Indian Winter, Part III

In the past two articles in this series, we’ve taken a peek at life in Mumbai. This article continues the bird’s eye view of one of the largest cities in India. (Read Part I and Part II of the series.)

Need to go anywhere?

Where public transportation is concerned, India is convenient, if unconventional?at least in terms of Canadian expectations. Need to go anywhere? There’s always a rickshaw close by, zooming past your flat or parked in a nearby niche, waiting for your business. Rickshaws are easy to hail, and the ride is open (minimal glass and no door on one side) and breezy. Additionally, driving speeds aren’t oppressive, with 50 km/h being the fastest speeds you’ll attain (and these on the fly-over, or highway). The near-constant presence of traffic jams reduces speeds even more. As for safety measures, well?the kids loved the rickshaw’s lack of carseats and seatbelts; returning to Canadian vehicles and seating restraints was a rude shock for them.

What’s the best thing about rickshaw rides? No filling gas, no driving, just enjoying the sights and scenery along the way, but most of all, the freedom to hop in and go places for comparatively cheap. The downside? The dust. The lack of rain at non-monsoon times means there’s no dampening the dust, and nothing to hold it down; a fun rickshaw ride across the fly-way inevitably means a bath later on.

Tea, anyone?

As you might have guessed, tea is a favourite in India, both during the morning and mid-afternoon. In fact, tea is so popular that It’s openly sold in the streets to businesses or passers-by, much like we have snack trucks in Canada. In India, though, the sale is made by the chaiwallah (tea seller), who walks up and down the road in the mornings and at teatime with a platter holding glasses of fresh, hot tea. He sells hundreds of glasses a day, and his tea really is good.

Tea in India tastes different than the tea available in Canada, even if the tea leaves we have here are supposed to be from India or Sri Lanka. It’s far more delicious, and I think the reason may be that although teabags are available in India, using loose black tea to make your chai is more typical. Additionally, the concentration of milk in the tea is higher; usually, It’s made with a milk-and-water base (as opposed to our North American custom of adding a small amount of cream to an already-prepared cup of tea).

It’s hard to describe the taste of the milk in India.

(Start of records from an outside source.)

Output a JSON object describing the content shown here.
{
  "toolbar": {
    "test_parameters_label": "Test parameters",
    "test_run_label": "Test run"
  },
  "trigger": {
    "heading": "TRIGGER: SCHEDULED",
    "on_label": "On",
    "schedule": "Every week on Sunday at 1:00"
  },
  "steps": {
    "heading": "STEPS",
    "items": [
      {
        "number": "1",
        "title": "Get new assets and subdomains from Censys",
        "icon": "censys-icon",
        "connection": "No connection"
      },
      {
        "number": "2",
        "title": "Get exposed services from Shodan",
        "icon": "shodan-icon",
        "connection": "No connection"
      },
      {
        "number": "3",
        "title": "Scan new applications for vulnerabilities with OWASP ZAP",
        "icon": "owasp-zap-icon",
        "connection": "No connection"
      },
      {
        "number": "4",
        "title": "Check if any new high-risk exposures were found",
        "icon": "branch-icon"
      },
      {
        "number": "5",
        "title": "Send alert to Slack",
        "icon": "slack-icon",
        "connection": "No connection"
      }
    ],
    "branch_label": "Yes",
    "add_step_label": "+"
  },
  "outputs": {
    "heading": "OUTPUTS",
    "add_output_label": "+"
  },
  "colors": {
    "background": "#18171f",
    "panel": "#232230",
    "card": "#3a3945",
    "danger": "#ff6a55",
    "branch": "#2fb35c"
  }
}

When boiled, it tastes the way milk used to here: the flavour of non-homogenized fresh milk, taken from smaller cattle herds. (Conversely, typical milk in North America is homogenized; its cream content is controlled using injections; and cattle herd health is at an all-time low). It’s actually a concern in India that the milk is thinned out with water?makes me wonder what the milk originally tasted like!


In addition to come-and-go vendors, tea sellers, and rickshaws, the streets are often host to celebrations in full swing. Everyone loves a party in India. Several nights there were terrace parties on the rooftop of the building opposite ours; a truckload (literally) of caterers and food arrived in the afternoon, complemented later by balloons, musicians, and rickshaws or scooters dropping off elegantly-dressed guests.

Weddings are also occasions of great celebration. Unlike in North America, where being single or in a common-law relationship is normal, there’s more pressure in India to get married. It’s a whole cultural thing; marriages in India mean new families to meet, new bonds to be made, good food, good music, and good fun. In middle-class families, a wedding involves a splash of money, in the form of several parties (before and after the wedding), new clothes for all the female relatives (provided by the bride), as well as, of course, the usual wedding expenses.

(To be concluded next week.)